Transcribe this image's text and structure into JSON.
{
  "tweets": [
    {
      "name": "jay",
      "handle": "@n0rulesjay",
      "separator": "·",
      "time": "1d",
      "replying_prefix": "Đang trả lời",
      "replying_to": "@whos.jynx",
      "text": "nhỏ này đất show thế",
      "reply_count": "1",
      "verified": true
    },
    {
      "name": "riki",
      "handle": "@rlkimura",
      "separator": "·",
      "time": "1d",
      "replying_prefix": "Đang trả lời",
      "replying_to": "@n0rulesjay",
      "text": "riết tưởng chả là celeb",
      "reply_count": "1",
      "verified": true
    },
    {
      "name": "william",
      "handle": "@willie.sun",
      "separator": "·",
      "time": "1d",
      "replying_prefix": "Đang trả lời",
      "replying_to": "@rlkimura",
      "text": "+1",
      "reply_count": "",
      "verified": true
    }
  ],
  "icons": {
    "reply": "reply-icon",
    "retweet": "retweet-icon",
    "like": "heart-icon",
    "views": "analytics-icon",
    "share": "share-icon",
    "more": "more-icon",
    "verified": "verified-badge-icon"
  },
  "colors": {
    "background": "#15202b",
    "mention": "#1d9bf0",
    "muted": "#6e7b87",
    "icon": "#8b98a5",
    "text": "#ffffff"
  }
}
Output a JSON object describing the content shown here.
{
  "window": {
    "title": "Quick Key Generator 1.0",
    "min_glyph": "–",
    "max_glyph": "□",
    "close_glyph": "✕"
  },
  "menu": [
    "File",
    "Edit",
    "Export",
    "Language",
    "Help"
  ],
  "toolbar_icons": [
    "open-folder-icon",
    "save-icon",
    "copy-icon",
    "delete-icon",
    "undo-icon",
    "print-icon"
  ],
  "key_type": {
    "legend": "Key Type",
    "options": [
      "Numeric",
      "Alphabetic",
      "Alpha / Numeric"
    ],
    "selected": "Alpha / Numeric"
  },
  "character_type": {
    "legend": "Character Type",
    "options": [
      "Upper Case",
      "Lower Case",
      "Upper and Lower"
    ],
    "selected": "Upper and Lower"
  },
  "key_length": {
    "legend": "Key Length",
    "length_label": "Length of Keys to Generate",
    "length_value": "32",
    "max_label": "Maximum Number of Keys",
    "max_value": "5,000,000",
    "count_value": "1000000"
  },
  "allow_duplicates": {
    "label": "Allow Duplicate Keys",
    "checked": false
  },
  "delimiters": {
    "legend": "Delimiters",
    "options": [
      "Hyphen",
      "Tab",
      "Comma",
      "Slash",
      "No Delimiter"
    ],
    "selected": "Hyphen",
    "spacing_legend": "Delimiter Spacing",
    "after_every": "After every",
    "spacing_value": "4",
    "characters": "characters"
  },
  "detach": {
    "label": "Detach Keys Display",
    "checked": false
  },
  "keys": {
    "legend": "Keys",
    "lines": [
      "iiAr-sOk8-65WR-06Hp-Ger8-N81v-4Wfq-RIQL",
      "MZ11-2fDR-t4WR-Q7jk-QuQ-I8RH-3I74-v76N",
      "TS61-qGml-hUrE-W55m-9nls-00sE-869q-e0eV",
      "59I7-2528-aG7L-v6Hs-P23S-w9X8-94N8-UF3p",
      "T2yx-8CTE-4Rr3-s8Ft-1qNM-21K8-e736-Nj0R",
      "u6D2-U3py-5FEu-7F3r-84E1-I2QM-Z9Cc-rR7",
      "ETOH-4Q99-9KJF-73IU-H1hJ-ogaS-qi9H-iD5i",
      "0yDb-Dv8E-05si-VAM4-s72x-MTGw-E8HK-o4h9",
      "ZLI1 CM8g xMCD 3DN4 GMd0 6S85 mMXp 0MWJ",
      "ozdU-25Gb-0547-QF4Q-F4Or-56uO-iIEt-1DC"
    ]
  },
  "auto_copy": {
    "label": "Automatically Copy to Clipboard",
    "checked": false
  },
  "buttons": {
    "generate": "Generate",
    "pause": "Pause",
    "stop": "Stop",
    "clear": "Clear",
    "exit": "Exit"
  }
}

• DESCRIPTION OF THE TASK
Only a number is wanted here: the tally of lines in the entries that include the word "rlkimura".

• RESULT OF THE TASK
2